◆ **Task**
Leaving out all images, write out the records that follow exactly.

(Recorded data)

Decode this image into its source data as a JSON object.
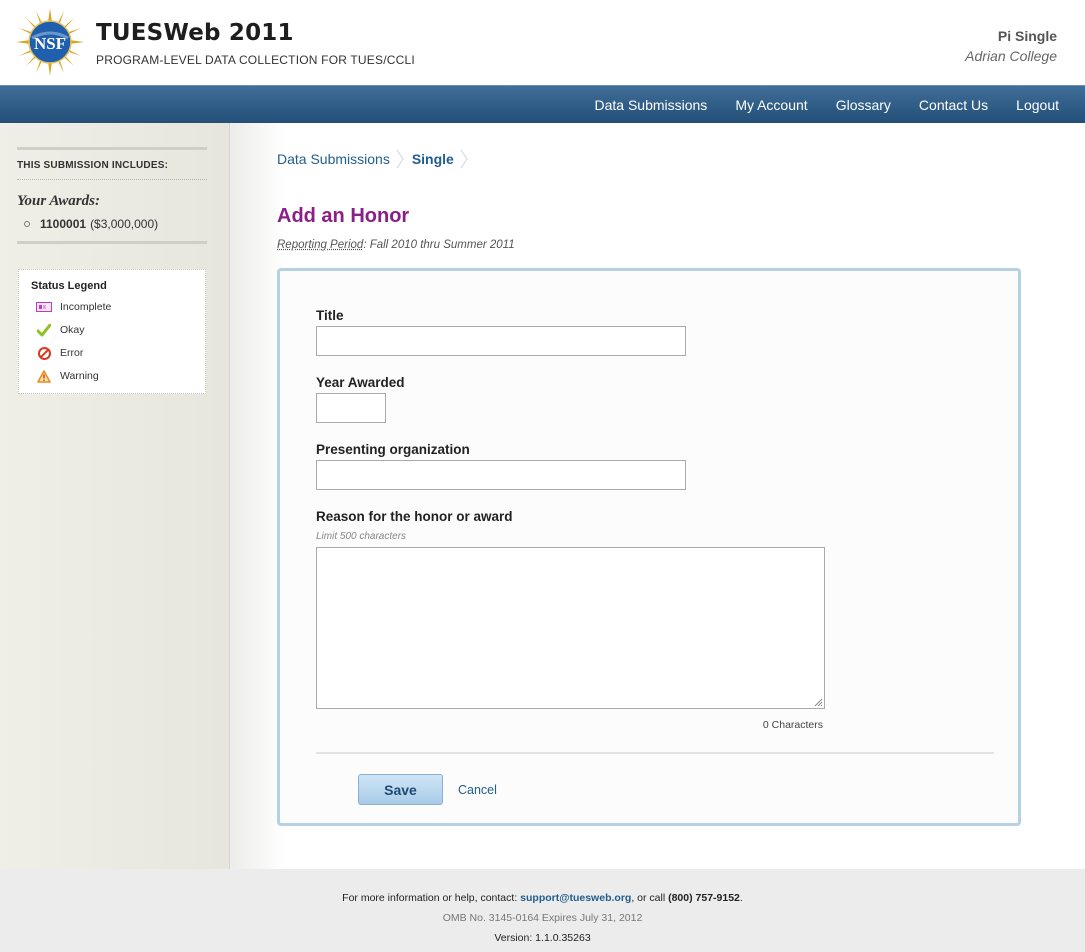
{
  "header": {
    "title": "TUESWeb 2011",
    "subtitle": "PROGRAM-LEVEL DATA COLLECTION FOR TUES/CCLI",
    "logo_text": "NSF",
    "user_name": "Pi Single",
    "user_org": "Adrian College"
  },
  "nav": {
    "items": [
      {
        "label": "Data Submissions"
      },
      {
        "label": "My Account"
      },
      {
        "label": "Glossary"
      },
      {
        "label": "Contact Us"
      },
      {
        "label": "Logout"
      }
    ]
  },
  "sidebar": {
    "heading": "THIS SUBMISSION INCLUDES:",
    "awards_title": "Your Awards:",
    "award_id": "1100001",
    "award_amount": "($3,000,000)",
    "legend": {
      "title": "Status Legend",
      "items": [
        {
          "label": "Incomplete",
          "icon": "incomplete-icon",
          "color": "#c23cb8"
        },
        {
          "label": "Okay",
          "icon": "check-icon",
          "color": "#8cc31f"
        },
        {
          "label": "Error",
          "icon": "error-icon",
          "color": "#d9391f"
        },
        {
          "label": "Warning",
          "icon": "warning-icon",
          "color": "#e8891f"
        }
      ]
    }
  },
  "breadcrumb": {
    "link": "Data Submissions",
    "current": "Single"
  },
  "page": {
    "title": "Add an Honor",
    "reporting_label": "Reporting Period",
    "reporting_value": ": Fall 2010 thru Summer 2011"
  },
  "form": {
    "title_label": "Title",
    "title_value": "",
    "year_label": "Year Awarded",
    "year_value": "",
    "org_label": "Presenting organization",
    "org_value": "",
    "reason_label": "Reason for the honor or award",
    "reason_hint": "Limit 500 characters",
    "reason_value": "",
    "char_count": "0 Characters",
    "save_label": "Save",
    "cancel_label": "Cancel"
  },
  "footer": {
    "help_prefix": "For more information or help, contact: ",
    "help_email": "support@tuesweb.org",
    "help_mid": ", or call ",
    "help_phone": "(800) 757-9152",
    "help_suffix": ".",
    "omb": "OMB No. 3145-0164 Expires July 31, 2012",
    "version": "Version: 1.1.0.35263"
  },
  "colors": {
    "nav": "#2f5d87",
    "title_purple": "#8a1f86",
    "link_blue": "#215e8e",
    "panel_border": "#b6d1e2"
  }
}
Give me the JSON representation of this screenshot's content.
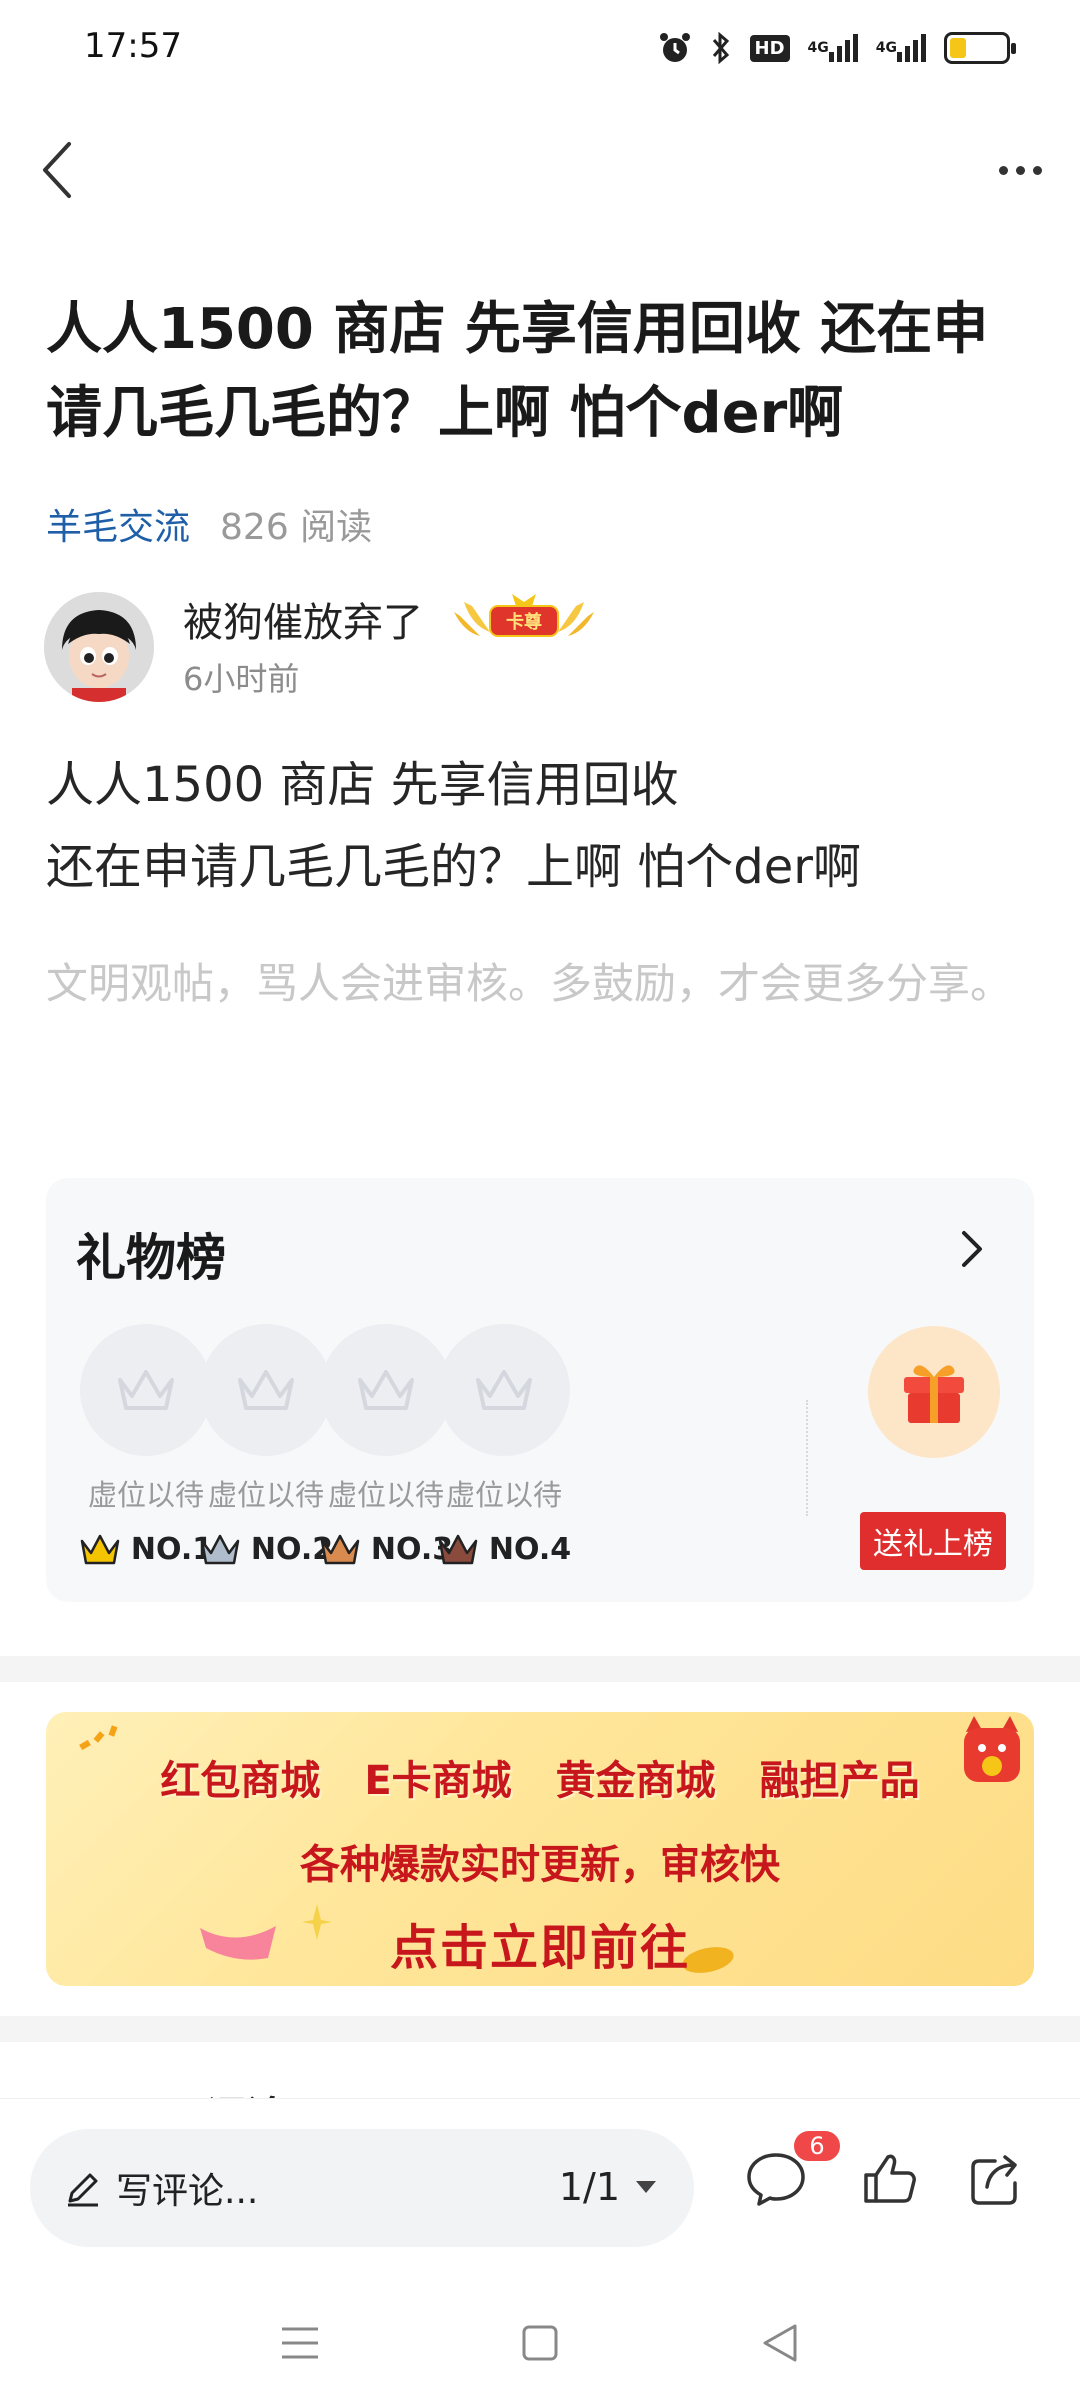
{
  "status_bar": {
    "time": "17:57",
    "hd_label": "HD",
    "net1": "4G",
    "net2": "4G",
    "battery_level": 0.3,
    "icons": [
      "alarm-icon",
      "bluetooth-icon",
      "hd-icon",
      "signal-4g-icon",
      "signal-4g-icon",
      "battery-icon"
    ]
  },
  "nav": {
    "back_icon": "chevron-left-icon",
    "more_icon": "more-horizontal-icon"
  },
  "post": {
    "title": "人人1500 商店 先享信用回收 还在申请几毛几毛的？上啊 怕个der啊",
    "forum": "羊毛交流",
    "reads": "826 阅读",
    "author": "被狗催放弃了",
    "author_badge": "卡尊",
    "time": "6小时前",
    "body_line1": "人人1500 商店 先享信用回收",
    "body_line2": "还在申请几毛几毛的？上啊 怕个der啊",
    "notice": "文明观帖，骂人会进审核。多鼓励，才会更多分享。"
  },
  "gift_board": {
    "title": "礼物榜",
    "slots": [
      {
        "label": "虚位以待",
        "rank": "NO.1",
        "crown_color": "#f5c400"
      },
      {
        "label": "虚位以待",
        "rank": "NO.2",
        "crown_color": "#aebccb"
      },
      {
        "label": "虚位以待",
        "rank": "NO.3",
        "crown_color": "#d98a4e"
      },
      {
        "label": "虚位以待",
        "rank": "NO.4",
        "crown_color": "#8a4b3c"
      }
    ],
    "send_label": "送礼上榜"
  },
  "banner": {
    "items": [
      "红包商城",
      "E卡商城",
      "黄金商城",
      "融担产品"
    ],
    "subtitle": "各种爆款实时更新，审核快",
    "cta": "点击立即前往"
  },
  "comment_header_peek": "评论",
  "bottom_bar": {
    "input_placeholder": "写评论...",
    "page_indicator": "1/1",
    "comment_count": "6"
  },
  "colors": {
    "forum_link": "#1e5fa8",
    "send_gift_bg": "#e02d2d",
    "badge_red": "#f04848",
    "banner_text": "#c8161d"
  }
}
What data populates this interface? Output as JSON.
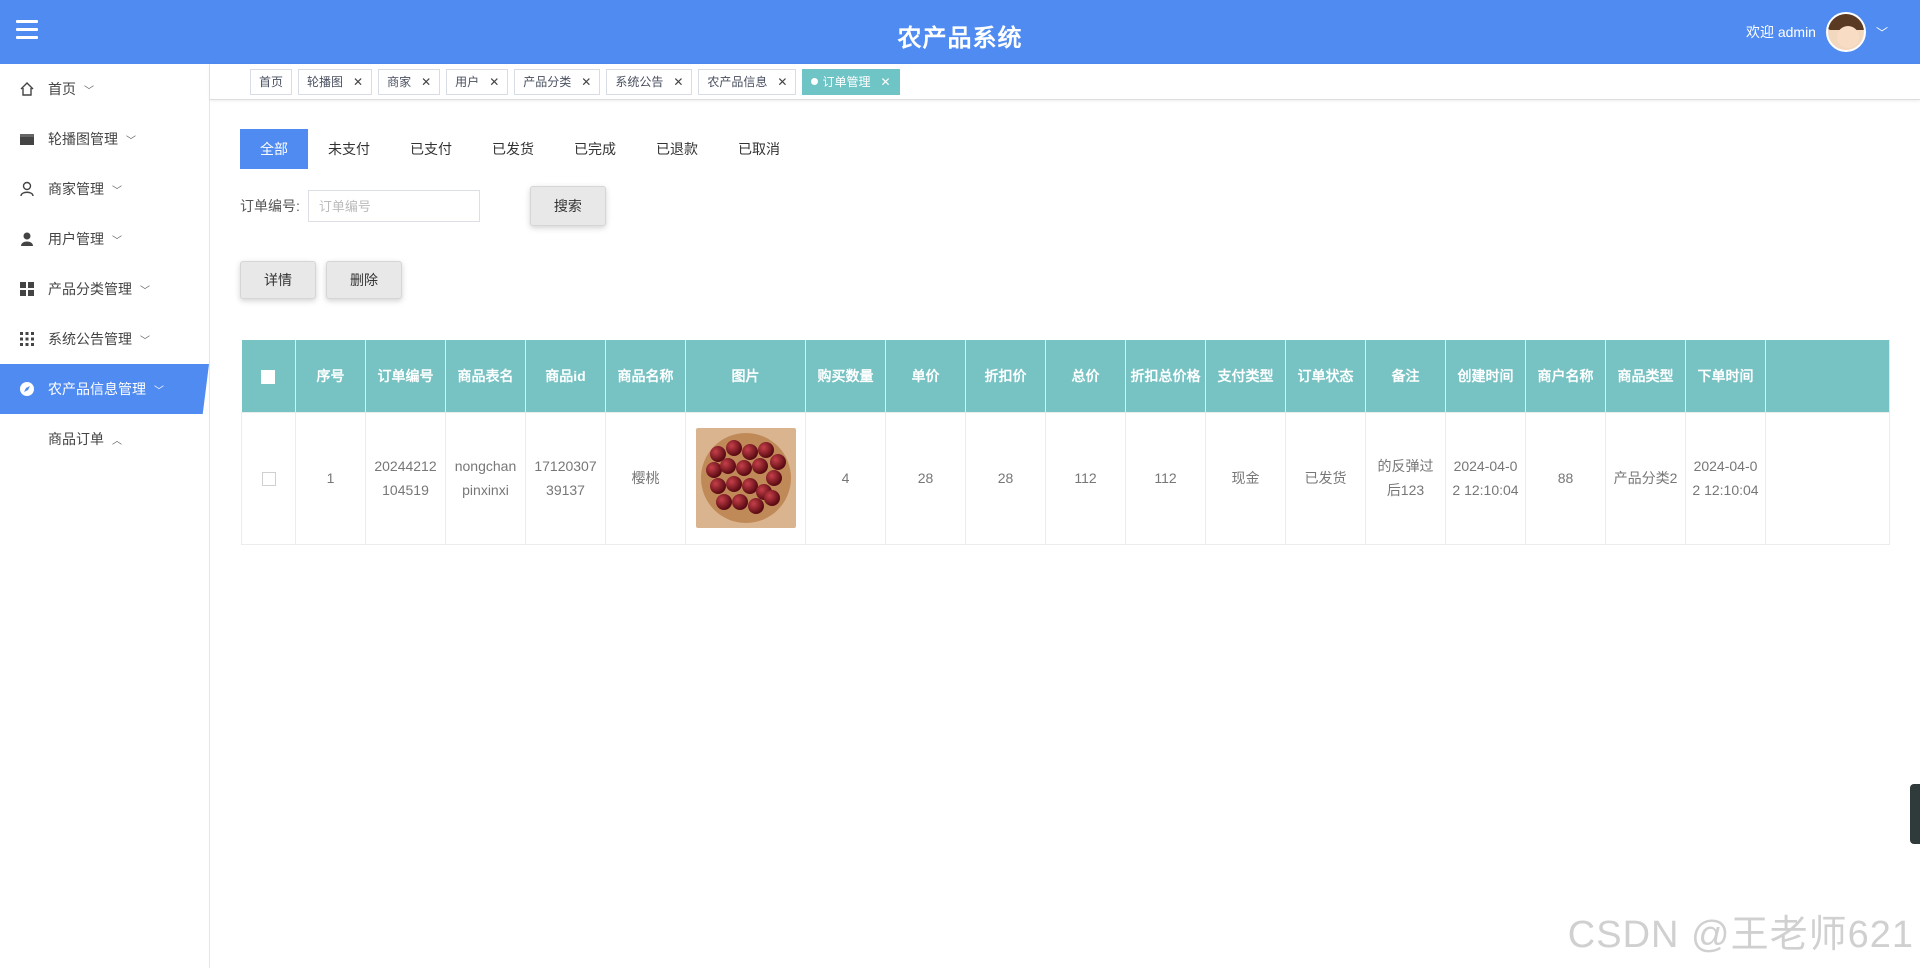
{
  "header": {
    "app_title": "农产品系统",
    "welcome": "欢迎 admin",
    "brand_color": "#4f8bf0"
  },
  "sidebar": {
    "items": [
      {
        "label": "首页",
        "icon": "home-icon"
      },
      {
        "label": "轮播图管理",
        "icon": "store-icon"
      },
      {
        "label": "商家管理",
        "icon": "merchant-icon"
      },
      {
        "label": "用户管理",
        "icon": "user-icon"
      },
      {
        "label": "产品分类管理",
        "icon": "grid-icon"
      },
      {
        "label": "系统公告管理",
        "icon": "apps-icon"
      },
      {
        "label": "农产品信息管理",
        "icon": "compass-icon"
      }
    ],
    "sub_items": [
      {
        "label": "商品订单"
      }
    ]
  },
  "tags": [
    {
      "label": "首页"
    },
    {
      "label": "轮播图"
    },
    {
      "label": "商家"
    },
    {
      "label": "用户"
    },
    {
      "label": "产品分类"
    },
    {
      "label": "系统公告"
    },
    {
      "label": "农产品信息"
    },
    {
      "label": "订单管理"
    }
  ],
  "status_tabs": [
    "全部",
    "未支付",
    "已支付",
    "已发货",
    "已完成",
    "已退款",
    "已取消"
  ],
  "search": {
    "label": "订单编号:",
    "placeholder": "订单编号",
    "button": "搜索"
  },
  "actions": {
    "detail": "详情",
    "delete": "删除"
  },
  "table": {
    "headers": [
      "序号",
      "订单编号",
      "商品表名",
      "商品id",
      "商品名称",
      "图片",
      "购买数量",
      "单价",
      "折扣价",
      "总价",
      "折扣总价格",
      "支付类型",
      "订单状态",
      "备注",
      "创建时间",
      "商户名称",
      "商品类型",
      "下单时间"
    ],
    "rows": [
      {
        "index": "1",
        "order_no": "20244212104519",
        "table_name": "nongchanpinxinxi",
        "goods_id": "1712030739137",
        "goods_name": "樱桃",
        "image": "cherry-photo",
        "quantity": "4",
        "unit_price": "28",
        "discount_price": "28",
        "total": "112",
        "discount_total": "112",
        "pay_type": "现金",
        "status": "已发货",
        "remark": "的反弹过后123",
        "created": "2024-04-02 12:10:04",
        "merchant": "88",
        "goods_type": "产品分类2",
        "order_time": "2024-04-02 12:10:04"
      }
    ],
    "header_color": "#77c2c3"
  },
  "watermark": "CSDN @王老师621"
}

◆ **The completed task**
Decode this image into its source data as a JSON object.
{
  "header": {
    "title": "TUESWeb 2011",
    "subtitle": "PROGRAM-LEVEL DATA COLLECTION FOR TUES/CCLI",
    "logo_text": "NSF",
    "user_name": "Pi Single",
    "user_org": "Adrian College"
  },
  "nav": {
    "items": [
      {
        "label": "Data Submissions"
      },
      {
        "label": "My Account"
      },
      {
        "label": "Glossary"
      },
      {
        "label": "Contact Us"
      },
      {
        "label": "Logout"
      }
    ]
  },
  "sidebar": {
    "heading": "THIS SUBMISSION INCLUDES:",
    "awards_title": "Your Awards:",
    "award_id": "1100001",
    "award_amount": "($3,000,000)",
    "legend": {
      "title": "Status Legend",
      "items": [
        {
          "label": "Incomplete",
          "icon": "incomplete-icon",
          "color": "#c23cb8"
        },
        {
          "label": "Okay",
          "icon": "check-icon",
          "color": "#8cc31f"
        },
        {
          "label": "Error",
          "icon": "error-icon",
          "color": "#d9391f"
        },
        {
          "label": "Warning",
          "icon": "warning-icon",
          "color": "#e8891f"
        }
      ]
    }
  },
  "breadcrumb": {
    "link": "Data Submissions",
    "current": "Single"
  },
  "page": {
    "title": "Add an Honor",
    "reporting_label": "Reporting Period",
    "reporting_value": ": Fall 2010 thru Summer 2011"
  },
  "form": {
    "title_label": "Title",
    "title_value": "",
    "year_label": "Year Awarded",
    "year_value": "",
    "org_label": "Presenting organization",
    "org_value": "",
    "reason_label": "Reason for the honor or award",
    "reason_hint": "Limit 500 characters",
    "reason_value": "",
    "char_count": "0 Characters",
    "save_label": "Save",
    "cancel_label": "Cancel"
  },
  "footer": {
    "help_prefix": "For more information or help, contact: ",
    "help_email": "support@tuesweb.org",
    "help_mid": ", or call ",
    "help_phone": "(800) 757-9152",
    "help_suffix": ".",
    "omb": "OMB No. 3145-0164 Expires July 31, 2012",
    "version": "Version: 1.1.0.35263"
  },
  "colors": {
    "nav": "#2f5d87",
    "title_purple": "#8a1f86",
    "link_blue": "#215e8e",
    "panel_border": "#b6d1e2"
  }
}
Give me the JSON representation of this screenshot's content.
{
  "status_bar": {
    "time": "17:57",
    "hd_label": "HD",
    "net1": "4G",
    "net2": "4G",
    "battery_level": 0.3,
    "icons": [
      "alarm-icon",
      "bluetooth-icon",
      "hd-icon",
      "signal-4g-icon",
      "signal-4g-icon",
      "battery-icon"
    ]
  },
  "nav": {
    "back_icon": "chevron-left-icon",
    "more_icon": "more-horizontal-icon"
  },
  "post": {
    "title": "人人1500 商店 先享信用回收 还在申请几毛几毛的？上啊 怕个der啊",
    "forum": "羊毛交流",
    "reads": "826 阅读",
    "author": "被狗催放弃了",
    "author_badge": "卡尊",
    "time": "6小时前",
    "body_line1": "人人1500 商店 先享信用回收",
    "body_line2": "还在申请几毛几毛的？上啊 怕个der啊",
    "notice": "文明观帖，骂人会进审核。多鼓励，才会更多分享。"
  },
  "gift_board": {
    "title": "礼物榜",
    "slots": [
      {
        "label": "虚位以待",
        "rank": "NO.1",
        "crown_color": "#f5c400"
      },
      {
        "label": "虚位以待",
        "rank": "NO.2",
        "crown_color": "#aebccb"
      },
      {
        "label": "虚位以待",
        "rank": "NO.3",
        "crown_color": "#d98a4e"
      },
      {
        "label": "虚位以待",
        "rank": "NO.4",
        "crown_color": "#8a4b3c"
      }
    ],
    "send_label": "送礼上榜"
  },
  "banner": {
    "items": [
      "红包商城",
      "E卡商城",
      "黄金商城",
      "融担产品"
    ],
    "subtitle": "各种爆款实时更新，审核快",
    "cta": "点击立即前往"
  },
  "comment_header_peek": "评论",
  "bottom_bar": {
    "input_placeholder": "写评论...",
    "page_indicator": "1/1",
    "comment_count": "6"
  },
  "colors": {
    "forum_link": "#1e5fa8",
    "send_gift_bg": "#e02d2d",
    "badge_red": "#f04848",
    "banner_text": "#c8161d"
  }
}
What data populates this interface? Output as JSON.
{
  "header": {
    "app_title": "农产品系统",
    "welcome": "欢迎 admin",
    "brand_color": "#4f8bf0"
  },
  "sidebar": {
    "items": [
      {
        "label": "首页",
        "icon": "home-icon"
      },
      {
        "label": "轮播图管理",
        "icon": "store-icon"
      },
      {
        "label": "商家管理",
        "icon": "merchant-icon"
      },
      {
        "label": "用户管理",
        "icon": "user-icon"
      },
      {
        "label": "产品分类管理",
        "icon": "grid-icon"
      },
      {
        "label": "系统公告管理",
        "icon": "apps-icon"
      },
      {
        "label": "农产品信息管理",
        "icon": "compass-icon"
      }
    ],
    "sub_items": [
      {
        "label": "商品订单"
      }
    ]
  },
  "tags": [
    {
      "label": "首页"
    },
    {
      "label": "轮播图"
    },
    {
      "label": "商家"
    },
    {
      "label": "用户"
    },
    {
      "label": "产品分类"
    },
    {
      "label": "系统公告"
    },
    {
      "label": "农产品信息"
    },
    {
      "label": "订单管理"
    }
  ],
  "status_tabs": [
    "全部",
    "未支付",
    "已支付",
    "已发货",
    "已完成",
    "已退款",
    "已取消"
  ],
  "search": {
    "label": "订单编号:",
    "placeholder": "订单编号",
    "button": "搜索"
  },
  "actions": {
    "detail": "详情",
    "delete": "删除"
  },
  "table": {
    "headers": [
      "序号",
      "订单编号",
      "商品表名",
      "商品id",
      "商品名称",
      "图片",
      "购买数量",
      "单价",
      "折扣价",
      "总价",
      "折扣总价格",
      "支付类型",
      "订单状态",
      "备注",
      "创建时间",
      "商户名称",
      "商品类型",
      "下单时间"
    ],
    "rows": [
      {
        "index": "1",
        "order_no": "20244212104519",
        "table_name": "nongchanpinxinxi",
        "goods_id": "1712030739137",
        "goods_name": "樱桃",
        "image": "cherry-photo",
        "quantity": "4",
        "unit_price": "28",
        "discount_price": "28",
        "total": "112",
        "discount_total": "112",
        "pay_type": "现金",
        "status": "已发货",
        "remark": "的反弹过后123",
        "created": "2024-04-02 12:10:04",
        "merchant": "88",
        "goods_type": "产品分类2",
        "order_time": "2024-04-02 12:10:04"
      }
    ],
    "header_color": "#77c2c3"
  },
  "watermark": "CSDN @王老师621"
}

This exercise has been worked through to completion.